US780313818 Ago 200628 Sep 2010Becton, Dickinson And CompanyBlood collection device
US783319818 Ago 200616 Nov 2010Becton, Dickinson And CompanyBlood collection device
US79677947 Dic 200928 Jun 2011Terumo Medical CorporationSafety needle assembly
US8002756 *30 Nov 200723 Ago 2011Becton, Dickinson And CompanyMethod and apparatus for delivering a therapeutic substance through an injection port
US8182451 *18 Ago 200622 May 2012Becton, Dickinson And CompanyBlood collection device
US842547218 Ago 200623 Abr 2013Becton, Dickinson And CompanyBlood collection device
EP0887082A2 *22 Jun 199830 Dic 1998Becton Dickinson and CompanyShielded needle assembly
EP1078880A131 May 200028 Feb 2001The Procter & Gamble CompanyDispensing device comprising a reservoir and attachment means provided with protected piercing means
EP1106567A11 Dic 199913 Jun 2001The Procter & Gamble CompanyA consumer safe fitment for connecting a reservoir to a dispensing appliance
WO2001010768A128 Jul 200015 Feb 2001Andrea ArgentieriA dispensing device comprising a reservoir and attachment means provided with protected piercing means
WO2001040100A19 Jun 20007 Jun 2001Argentieri AndreaA consumer safe fitment for connecting a reservoir to a dispensing appliance

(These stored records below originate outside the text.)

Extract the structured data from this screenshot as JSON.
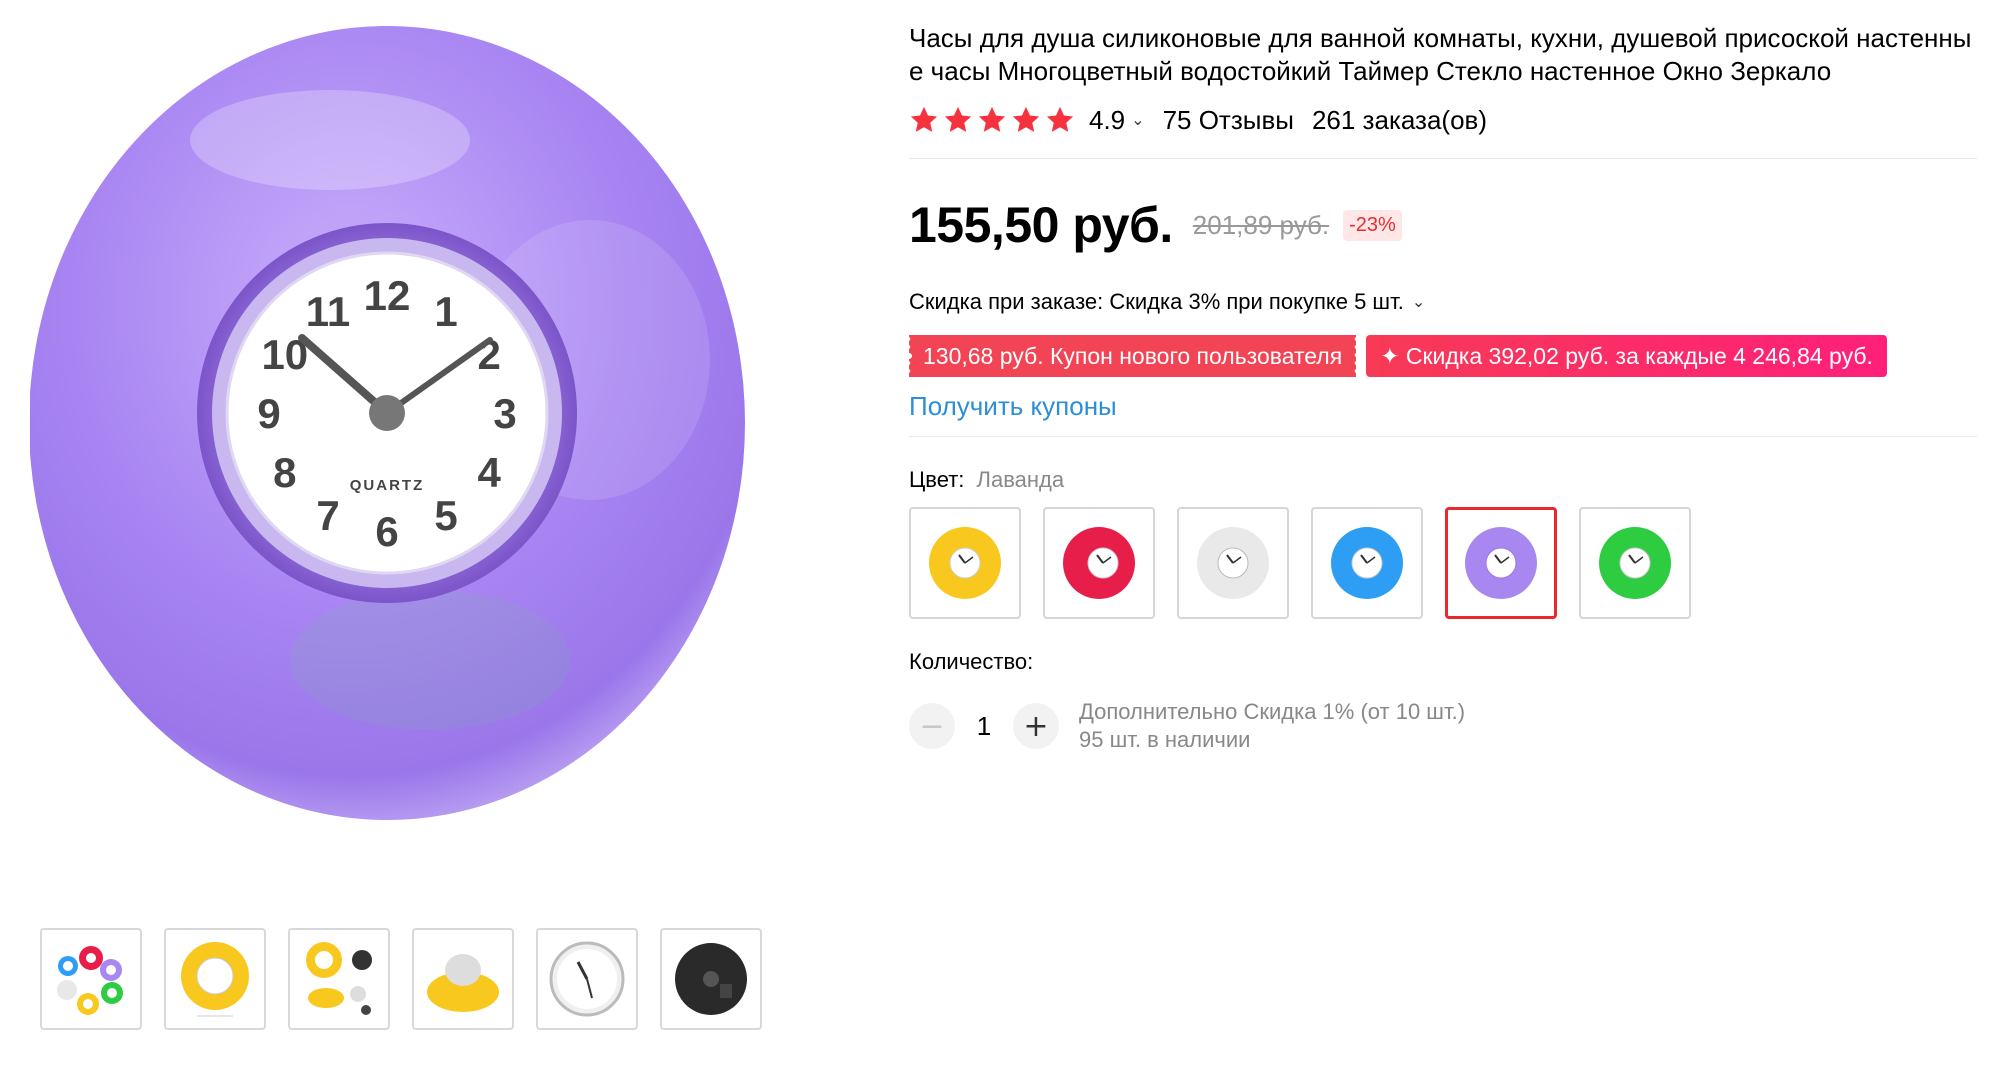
{
  "product": {
    "title": "Часы для душа силиконовые для ванной комнаты, кухни, душевой присоской настенные часы Многоцветный водостойкий Таймер Стекло настенное Окно Зеркало"
  },
  "rating": {
    "value": "4.9",
    "reviews": "75 Отзывы",
    "orders": "261 заказа(ов)",
    "star_color": "#f7323f"
  },
  "price": {
    "current": "155,50 руб.",
    "old": "201,89 руб.",
    "discount": "-23%"
  },
  "bulk_discount": "Скидка при заказе: Скидка 3% при покупке 5 шт.",
  "coupons": {
    "new_user": "130,68 руб. Купон нового пользователя",
    "store": "✦ Скидка 392,02 руб. за каждые 4 246,84 руб.",
    "get_link": "Получить купоны"
  },
  "color": {
    "label": "Цвет:",
    "selected": "Лаванда",
    "options": [
      "yellow",
      "red",
      "white",
      "blue",
      "lavender",
      "green"
    ]
  },
  "quantity": {
    "label": "Количество:",
    "value": "1",
    "minus": "−",
    "plus": "+",
    "extra_discount": "Дополнительно Скидка 1% (от 10 шт.)",
    "stock": "95 шт. в наличии"
  },
  "clock_face": {
    "numbers": [
      "12",
      "1",
      "2",
      "3",
      "4",
      "5",
      "6",
      "7",
      "8",
      "9",
      "10",
      "11"
    ],
    "brand": "QUARTZ"
  },
  "colors": {
    "accent_red": "#e8292e",
    "link_blue": "#2d8ed8",
    "coupon_red": "#f24454",
    "coupon_pink": "#ff1f7a",
    "lavender": "#a887f0"
  }
}
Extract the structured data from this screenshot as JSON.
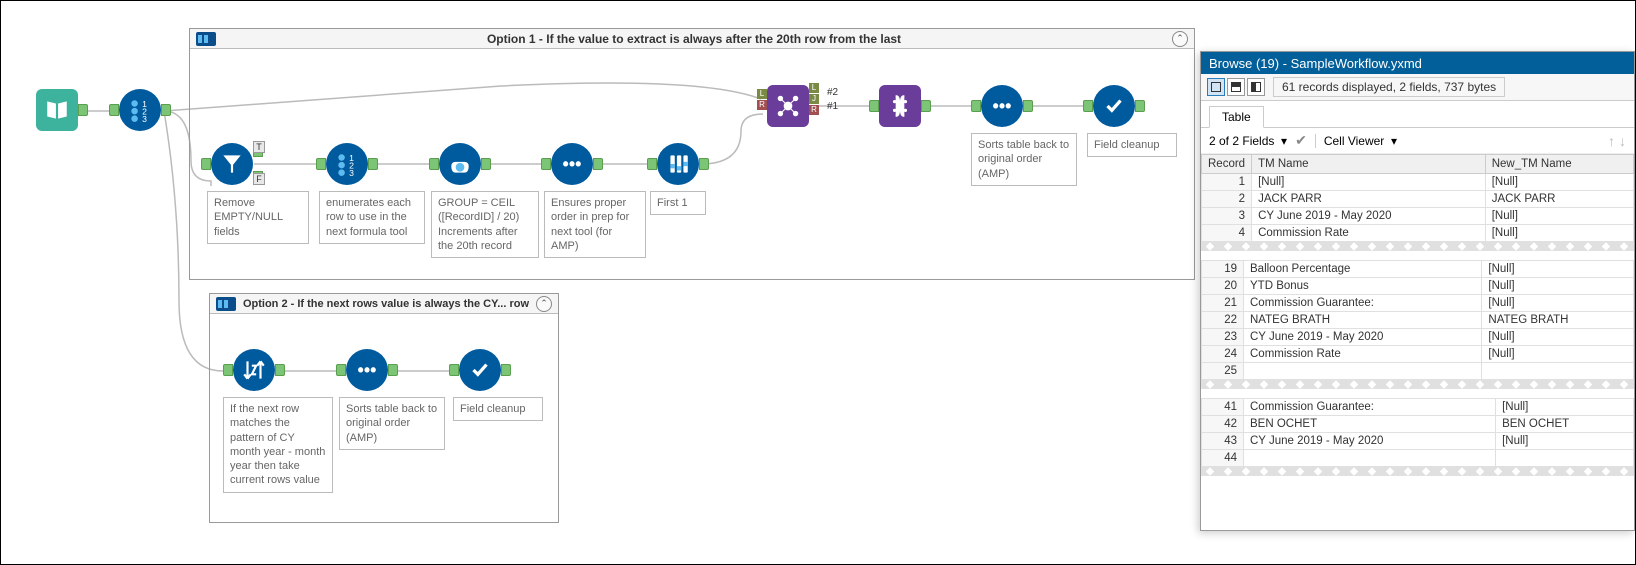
{
  "canvas": {
    "container1": {
      "title": "Option 1 - If the value to extract is always after the 20th row from the last"
    },
    "container2": {
      "title": "Option 2 - If the next rows value is always the CY... row"
    },
    "tools": {
      "input_label": "",
      "recordid1_label": "",
      "filter_label": "Remove EMPTY/NULL fields",
      "recordid2_label": "enumerates each row to use in the next formula tool",
      "formula_label": "GROUP = CEIL ([RecordID] / 20) Increments after the 20th record",
      "sort1_label": "Ensures proper order in prep for next tool (for AMP)",
      "sample_label": "First 1",
      "join_label": "",
      "join_out2": "#2",
      "join_out1": "#1",
      "findreplace_label": "",
      "sort2_label": "Sorts table back to original order (AMP)",
      "select1_label": "Field cleanup",
      "multirow_label": "If the next row matches the pattern of CY month year - month year then take current rows value",
      "sort3_label": "Sorts table back to original order (AMP)",
      "select2_label": "Field cleanup"
    }
  },
  "results": {
    "title": "Browse (19) - SampleWorkflow.yxmd",
    "records_info": "61 records displayed, 2 fields, 737 bytes",
    "tab_label": "Table",
    "fields_dropdown": "2 of 2 Fields",
    "cell_viewer": "Cell Viewer",
    "columns": {
      "col0": "Record",
      "col1": "TM Name",
      "col2": "New_TM Name"
    },
    "section1": [
      {
        "n": "1",
        "c1": "[Null]",
        "c2": "[Null]"
      },
      {
        "n": "2",
        "c1": "JACK PARR",
        "c2": "JACK PARR"
      },
      {
        "n": "3",
        "c1": "CY June 2019 - May 2020",
        "c2": "[Null]"
      },
      {
        "n": "4",
        "c1": "Commission Rate",
        "c2": "[Null]"
      }
    ],
    "section2": [
      {
        "n": "19",
        "c1": "Balloon Percentage",
        "c2": "[Null]"
      },
      {
        "n": "20",
        "c1": "YTD Bonus",
        "c2": "[Null]"
      },
      {
        "n": "21",
        "c1": "Commission Guarantee:",
        "c2": "[Null]"
      },
      {
        "n": "22",
        "c1": "NATEG BRATH",
        "c2": "NATEG BRATH"
      },
      {
        "n": "23",
        "c1": "CY June 2019 - May 2020",
        "c2": "[Null]"
      },
      {
        "n": "24",
        "c1": "Commission Rate",
        "c2": "[Null]"
      },
      {
        "n": "25",
        "c1": "",
        "c2": ""
      }
    ],
    "section3": [
      {
        "n": "41",
        "c1": "Commission Guarantee:",
        "c2": "[Null]"
      },
      {
        "n": "42",
        "c1": "BEN OCHET",
        "c2": "BEN OCHET"
      },
      {
        "n": "43",
        "c1": "CY June 2019 - May 2020",
        "c2": "[Null]"
      },
      {
        "n": "44",
        "c1": "",
        "c2": ""
      }
    ]
  }
}
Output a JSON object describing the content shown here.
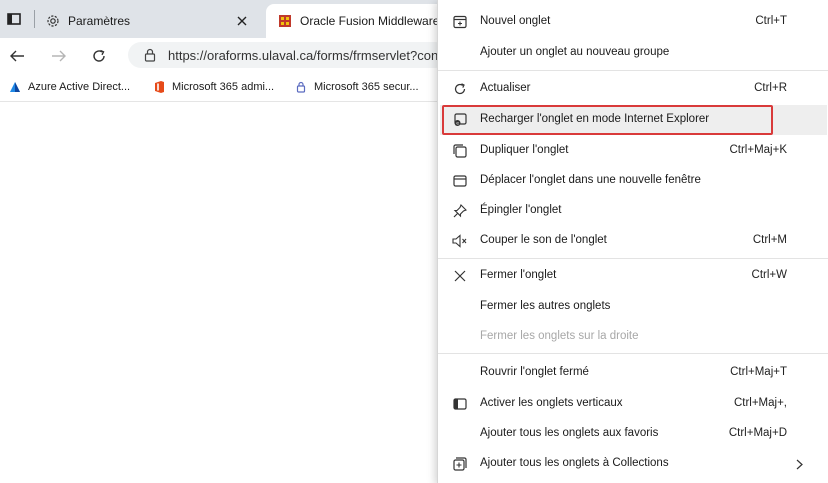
{
  "tabs": {
    "settings_label": "Paramètres",
    "active_label": "Oracle Fusion Middleware Forms Services"
  },
  "address": {
    "url": "https://oraforms.ulaval.ca/forms/frmservlet?config"
  },
  "bookmarks": [
    {
      "label": "Azure Active Direct..."
    },
    {
      "label": "Microsoft 365 admi..."
    },
    {
      "label": "Microsoft 365 secur..."
    }
  ],
  "menu": {
    "items": [
      {
        "label": "Nouvel onglet",
        "shortcut": "Ctrl+T"
      },
      {
        "label": "Ajouter un onglet au nouveau groupe",
        "shortcut": ""
      },
      {
        "label": "Actualiser",
        "shortcut": "Ctrl+R"
      },
      {
        "label": "Recharger l'onglet en mode Internet Explorer",
        "shortcut": ""
      },
      {
        "label": "Dupliquer l'onglet",
        "shortcut": "Ctrl+Maj+K"
      },
      {
        "label": "Déplacer l'onglet dans une nouvelle fenêtre",
        "shortcut": ""
      },
      {
        "label": "Épingler l'onglet",
        "shortcut": ""
      },
      {
        "label": "Couper le son de l'onglet",
        "shortcut": "Ctrl+M"
      },
      {
        "label": "Fermer l'onglet",
        "shortcut": "Ctrl+W"
      },
      {
        "label": "Fermer les autres onglets",
        "shortcut": ""
      },
      {
        "label": "Fermer les onglets sur la droite",
        "shortcut": ""
      },
      {
        "label": "Rouvrir l'onglet fermé",
        "shortcut": "Ctrl+Maj+T"
      },
      {
        "label": "Activer les onglets verticaux",
        "shortcut": "Ctrl+Maj+,"
      },
      {
        "label": "Ajouter tous les onglets aux favoris",
        "shortcut": "Ctrl+Maj+D"
      },
      {
        "label": "Ajouter tous les onglets à Collections",
        "shortcut": ""
      }
    ]
  },
  "colors": {
    "tabstrip_bg": "#dfe3e8",
    "highlight_outline": "#d93a3a",
    "disabled_text": "#a7a7a7"
  }
}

WO2003006082A227 Jun 200223 Ene 2003Becton Dickinson CoNeedle shield assembly having hinged needle shield and flexible cannula lock
Clasificaciones
Clasificación de EE.UU.604/192, 604/263
Clasificación internacionalA61M5/32
Clasificación cooperativaA61M5/3219, A61M5/3216
Clasificación europeaA61M5/32C2D
Eventos legales
FechaCódigoEventoDescripción
23 Mar 2004FPExpired due to failure to pay maintenance fee
Effective date: 20040123
23 Ene 2004LAPSLapse for failure to pay maintenance fees
13 Ago 2003REMIMaintenance fee reminder mailed
28 Jun 1999FPAYFee payment
Year of fee payment: 4
24 Jun 1994ASAssignment
Owner name: HAYNES-MILLER, INC., MICHIGAN
Free format text: ASSIGNMENT OF ASSIGNORS INTEREST;ASSIGNOR:HAYNES, DON A.;REEL/FRAME:007038/0436
Effective date: 19940606